Dogs Swimming in Rivers
Rivers are a popular destination for dogs that love water. With rivers, the same risks apply to swimming in lakes. Additionally, you should also know that swimming can make dogs tired quickly, so be cautious of currents and steep river banks. It can be challenging for a dog to get back out if they’re already tired from their swim. Tired dogs can easily get swept away and into trouble.
On hot summer days, dogs often like to play with water that comes out of the garden hose. While this activity appears like lots of fun, it’s important to manage the amount of time your dog is doing it. When it’s never-ending, your dog can quickly get over-stimulated, and the increase in adrenaline in combination with hot weather can be a problem for heat regulation.
As dogs get excited, they also bite quicker and harder at the water, which often results in the water stream going straight down their throats. This is a risk for water getting in their lungs and stomach.
As responsible dog owners, we have to ensure the safety of our dogs. Managing their comfort in hot weather is our responsibility. It might feel like we are cruel when we’re limiting the fun they’re having, but it’s more important to protect our dogs.

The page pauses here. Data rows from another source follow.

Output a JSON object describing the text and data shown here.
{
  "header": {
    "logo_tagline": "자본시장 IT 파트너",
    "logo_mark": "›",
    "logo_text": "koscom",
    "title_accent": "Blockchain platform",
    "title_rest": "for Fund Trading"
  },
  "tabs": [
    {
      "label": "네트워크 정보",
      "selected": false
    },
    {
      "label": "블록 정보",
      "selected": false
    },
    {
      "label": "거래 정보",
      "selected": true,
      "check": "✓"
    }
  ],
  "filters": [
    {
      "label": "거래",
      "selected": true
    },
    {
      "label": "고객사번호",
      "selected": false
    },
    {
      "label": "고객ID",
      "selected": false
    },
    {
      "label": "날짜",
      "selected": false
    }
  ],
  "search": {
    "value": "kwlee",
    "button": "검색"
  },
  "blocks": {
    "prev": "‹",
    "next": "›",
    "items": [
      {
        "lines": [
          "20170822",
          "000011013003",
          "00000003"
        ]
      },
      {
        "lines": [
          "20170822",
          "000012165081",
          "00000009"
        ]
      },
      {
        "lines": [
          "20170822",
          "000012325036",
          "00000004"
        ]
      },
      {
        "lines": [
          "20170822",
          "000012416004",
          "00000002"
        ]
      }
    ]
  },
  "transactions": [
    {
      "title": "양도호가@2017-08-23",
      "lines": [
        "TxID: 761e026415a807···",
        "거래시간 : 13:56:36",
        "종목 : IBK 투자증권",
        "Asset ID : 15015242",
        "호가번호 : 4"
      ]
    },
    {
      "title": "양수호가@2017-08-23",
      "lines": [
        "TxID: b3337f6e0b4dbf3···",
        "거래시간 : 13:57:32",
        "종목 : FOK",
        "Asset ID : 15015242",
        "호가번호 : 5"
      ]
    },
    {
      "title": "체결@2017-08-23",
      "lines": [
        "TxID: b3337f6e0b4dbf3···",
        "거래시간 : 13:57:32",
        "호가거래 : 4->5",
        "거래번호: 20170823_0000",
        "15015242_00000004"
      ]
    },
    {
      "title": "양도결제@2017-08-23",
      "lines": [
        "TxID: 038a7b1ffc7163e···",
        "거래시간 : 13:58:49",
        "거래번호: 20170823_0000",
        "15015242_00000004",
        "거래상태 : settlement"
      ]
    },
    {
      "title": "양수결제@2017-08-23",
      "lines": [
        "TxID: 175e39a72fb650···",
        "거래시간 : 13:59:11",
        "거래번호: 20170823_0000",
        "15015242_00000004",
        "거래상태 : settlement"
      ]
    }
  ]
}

There are plenty of things we can do to have a fantastic summer with our dogs while preventing our dogs from getting over-heated at the same time.
Keeping our dogs inside when it’s too hot outside, as well as providing them with lots of water and opportunities to cool off is just the right thing to do as a responsible dog owner.